The fine balance between excessiveness and non-excessiveness
Crux: Anything excessive is not good, that’s why it’s good to practice non-excessiveness. In extreme situations, non-excessiveness will not work. Discernment.
Generally, we have accepted that anything excessive will do no good. For example, drinking copious amounts of alcohol or consuming non-medicinal drugs will only cause harm to your organs. Spending far too long scrolling on your Facebook feed or overeating are habits that people make resolutions to break out of. Even a good thing like exercising, if done too much, will only strain and can cause injury to your body. ‘Everything in moderation they say.
The flip side is that non-excessiveness is not always the right solution either. If you talk too much you may be perceived as irritating, if you don’t speak at all you might be perceived as socially awkward. If your flame is too low it will take forever to cook your meal and if it’s too high you’ll burn your food. There’s a balance, a Goldilocks zone, for which actions and emotions are appropriate for a given situation. If your friend misbehaves and you don’t speak up, your inaction will be condoning that bad behavior, whereas if you overreact in anger, your actions may damage the friendship.
If this is the case, how can we ensure our thoughts and actions are balanced without being excessive or non-excessive?
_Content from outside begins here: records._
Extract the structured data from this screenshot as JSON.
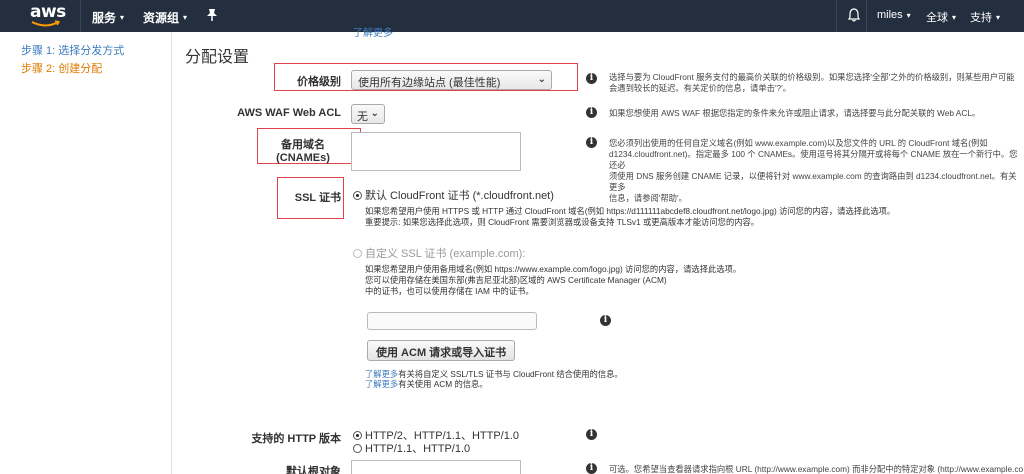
{
  "nav": {
    "logo_text": "aws",
    "services": "服务",
    "resource_groups": "资源组",
    "user": "miles",
    "region": "全球",
    "support": "支持"
  },
  "sidebar": {
    "steps": [
      {
        "label": "步骤 1: 选择分发方式"
      },
      {
        "label": "步骤 2: 创建分配"
      }
    ]
  },
  "main": {
    "top_link": "了解更多",
    "title": "分配设置",
    "price_class": {
      "label": "价格级别",
      "value": "使用所有边缘站点 (最佳性能)",
      "help": "选择与要为 CloudFront 服务支付的最高价关联的价格级别。如果您选择'全部'之外的价格级别，则某些用户可能会遇到较长的延迟。有关定价的信息，请单击'?'。"
    },
    "waf": {
      "label": "AWS WAF Web ACL",
      "value": "无",
      "help": "如果您想使用 AWS WAF 根据您指定的条件来允许或阻止请求，请选择要与此分配关联的 Web ACL。"
    },
    "cnames": {
      "label_line1": "备用域名",
      "label_line2": "(CNAMEs)",
      "value": "",
      "help_lines": [
        "您必须列出使用的任何自定义域名(例如 www.example.com)以及您文件的 URL 的 CloudFront 域名(例如",
        "d1234.cloudfront.net)。指定最多 100 个 CNAMEs。使用逗号将其分隔开或将每个 CNAME 放在一个新行中。您还必",
        "须使用 DNS 服务创建 CNAME 记录，以便将针对 www.example.com 的查询路由到 d1234.cloudfront.net。有关更多",
        "信息，请参阅'帮助'。"
      ]
    },
    "ssl": {
      "label": "SSL 证书",
      "default_option": "默认 CloudFront 证书 (*.cloudfront.net)",
      "default_desc": [
        "如果您希望用户使用 HTTPS 或 HTTP 通过 CloudFront 域名(例如 https://d111111abcdef8.cloudfront.net/logo.jpg) 访问您的内容，请选择此选项。",
        "重要提示: 如果您选择此选项，则 CloudFront 需要浏览器或设备支持 TLSv1 或更高版本才能访问您的内容。"
      ],
      "custom_option": "自定义 SSL 证书 (example.com):",
      "custom_desc": [
        "如果您希望用户使用备用域名(例如 https://www.example.com/logo.jpg) 访问您的内容，请选择此选项。",
        "您可以使用存储在美国东部(弗吉尼亚北部)区域的 AWS Certificate Manager (ACM)",
        "中的证书，也可以使用存储在 IAM 中的证书。"
      ],
      "cert_input": "",
      "acm_button": "使用 ACM 请求或导入证书",
      "learn_more": "了解更多",
      "link1_rest": "有关将自定义 SSL/TLS 证书与 CloudFront 结合使用的信息。",
      "link2_rest": "有关使用 ACM 的信息。"
    },
    "http": {
      "label": "支持的 HTTP 版本",
      "option1": "HTTP/2、HTTP/1.1、HTTP/1.0",
      "option2": "HTTP/1.1、HTTP/1.0"
    },
    "root_object": {
      "label": "默认根对象",
      "value": "",
      "help": "可选。您希望当查看器请求指向根 URL (http://www.example.com) 而非分配中的特定对象 (http://www.example.com"
    }
  }
}
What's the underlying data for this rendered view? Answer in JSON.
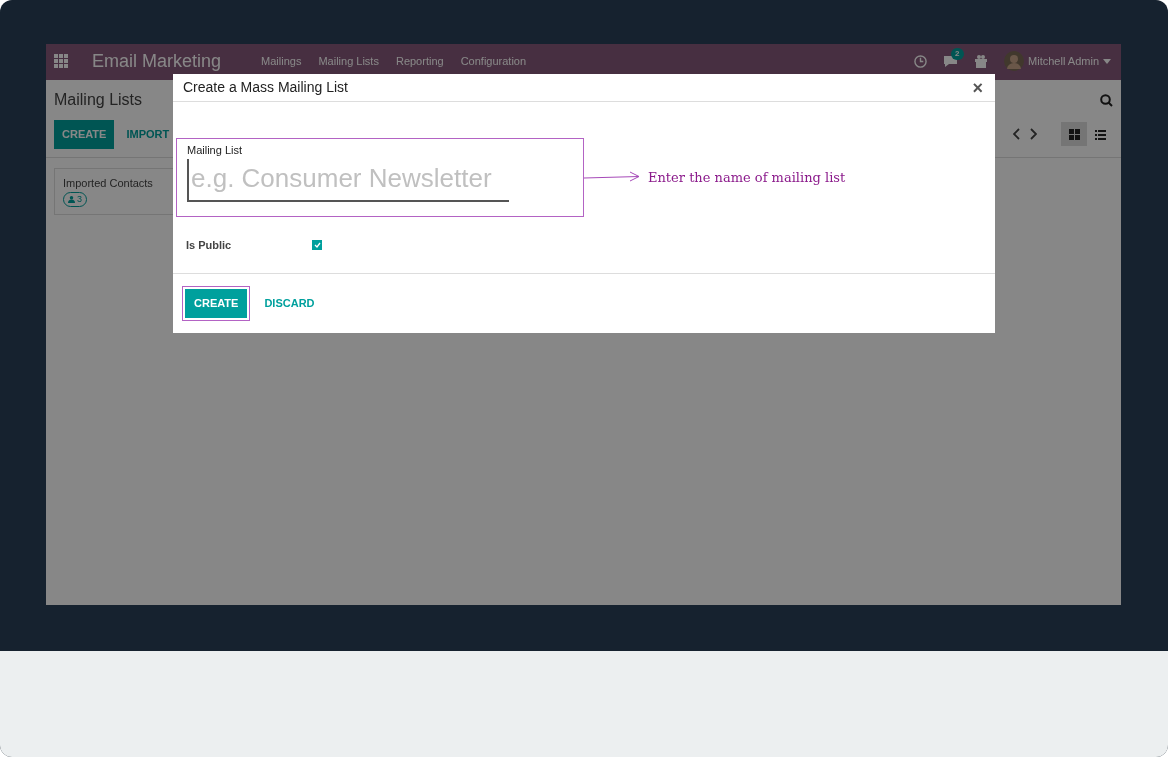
{
  "navbar": {
    "brand": "Email Marketing",
    "menu": [
      "Mailings",
      "Mailing Lists",
      "Reporting",
      "Configuration"
    ],
    "messages_badge": "2",
    "user": "Mitchell Admin"
  },
  "control_panel": {
    "title": "Mailing Lists",
    "buttons": [
      {
        "label": "CREATE",
        "kind": "primary"
      },
      {
        "label": "IMPORT",
        "kind": "link"
      }
    ],
    "views": [
      {
        "kind": "kanban",
        "selected": true
      },
      {
        "kind": "list",
        "selected": false
      }
    ]
  },
  "kanban_cards": [
    {
      "name": "Imported Contacts",
      "count": "3"
    }
  ],
  "dialog": {
    "title": "Create a Mass Mailing List",
    "close": "×",
    "fields": [
      {
        "kind": "text",
        "label": "Mailing List",
        "placeholder": "e.g. Consumer Newsletter"
      },
      {
        "kind": "checkbox",
        "label": "Is Public",
        "checked": true
      }
    ],
    "buttons": [
      {
        "label": "CREATE",
        "kind": "primary"
      },
      {
        "label": "DISCARD",
        "kind": "link"
      }
    ]
  },
  "annotation": {
    "text": "Enter the name of mailing list"
  }
}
There is a Pranic healing technique called ‘discernment’. Grand Master Choa would talk about it a lot. Discernment allows us to determine good from bad and right from wrong— in the same way… you can discern excessiveness from non-excessiveness.
There’s a sweet story that one of my students shared with me about Indian sweets. He visited Kota, Rajasthan for a festival. Indian festivals are often full of sweets and snacks. My student wanted to pack lots of sweets to take home so ordered an extra-large sweet package to be delivered. Unsurprisingly the package was too large, so he discerned that perhaps the sweets were excessive, and left some sweets in the mailbox with a note for others to ‘help themselves’.
If you have identified something that you do excessively or non-excessively and would like to change, the number one important thing you must get right is your mindset. You must be mentally prepared before you can kick a bad habit. If you have identified, for example, that you drink more than you’d like… you must first mentally be ready to lower or give up alcohol before you can do something about it. Otherwise, when your well-meaning friend offers you a drink, you will give in.
In our day-to-day lives, let us practice discernment to moderate our actions so that we do not harm ourselves or others by overdoing or inaction.